We need an understanding of God that blows our mind.

St Anselm created the ontological argument for God to remedy the ennui of monks. Without going into detail, the ontological argument states God is that than which nothing greater can be thought. If you carry out this experiment in thinking, you will always be approaching God without ever arriving. It will only dawn on you in retrospect that it is the incomprehensibility of God that brings consolation. Despite what we may think, we are not calmed by knowing-for-sure. Our hearts relax through a process of profound not-knowing that leads to trust.

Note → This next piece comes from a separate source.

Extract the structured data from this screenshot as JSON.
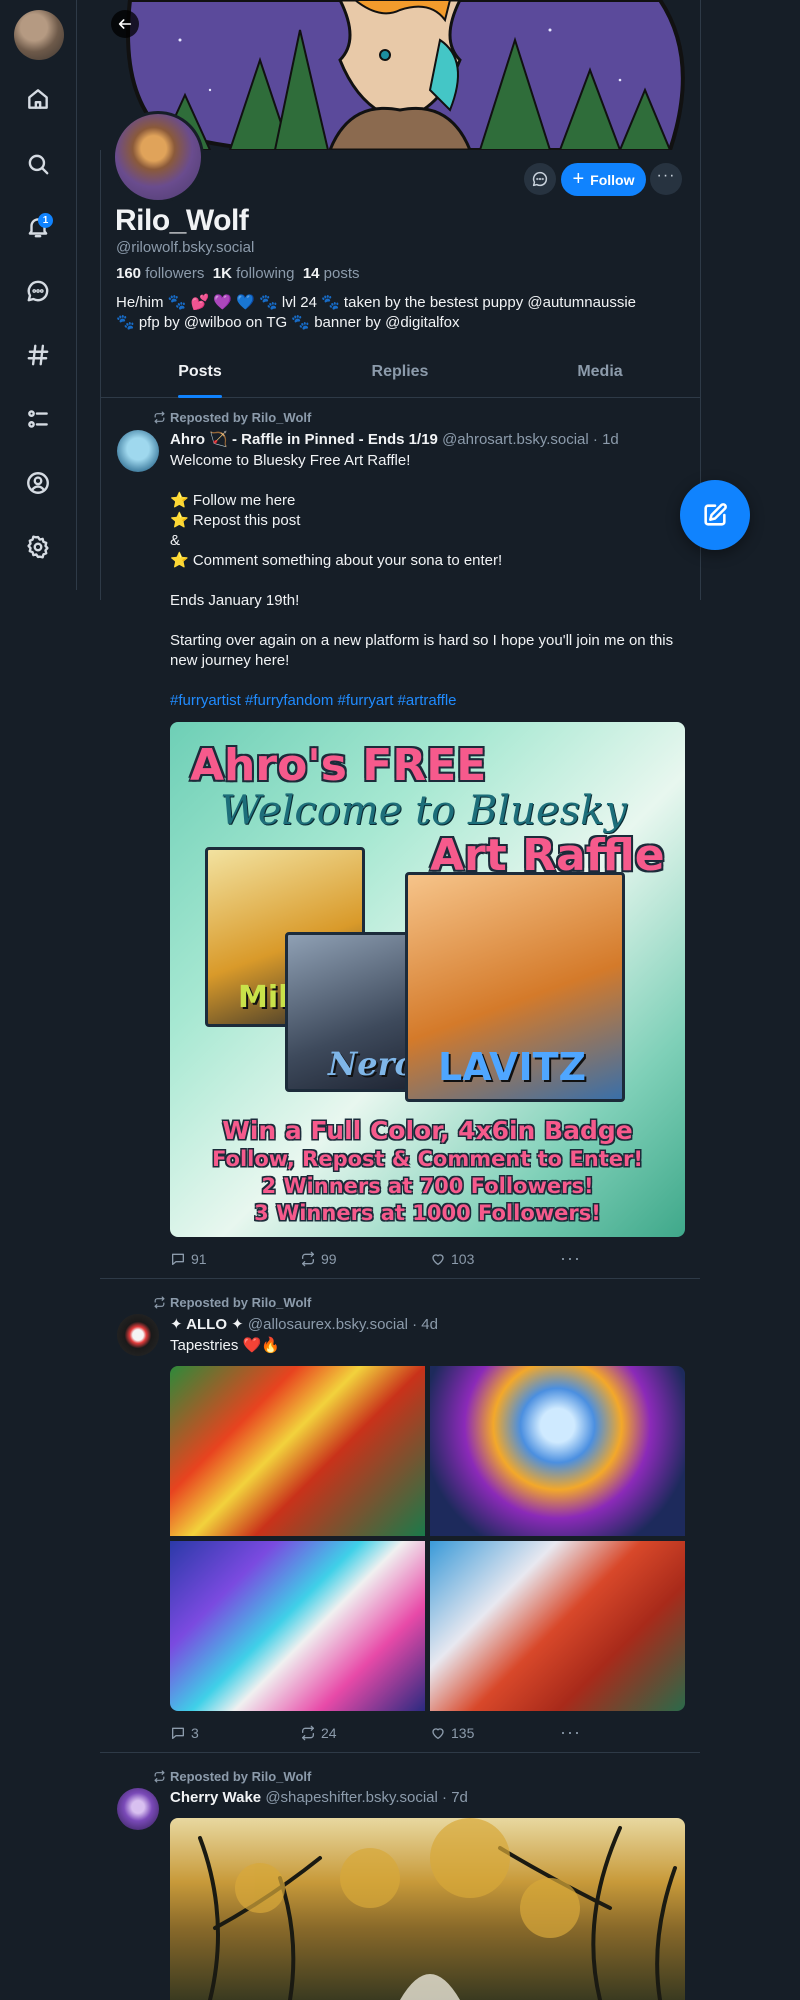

Another way of saying this is: we dwell in essential mystery. Accidental mystery is something we do not presently know but will know someday. Essential mystery is the experience of “the more we know the more mysterious it is.” Increased knowledge does not end essential mystery; increased knowledge increases mystery. Spiritual and theological traditions value this type of knowledgeable not-knowing because it safeguards both the transcendence of God and the human capacity to acknowledge the divine without fully comprehending it. When our minds dwell in this rarified atmosphere of knowing and not-knowing, the smaller fears that normally terrorise us loses some of their power. It is not that they go away, but that we see through their menacing masks. Better said, they are taken up into larger truths that provide a meaning more in accord with love.

The more our minds entertain larger truths about God, the more we are personally and existentially in a relationship of trust…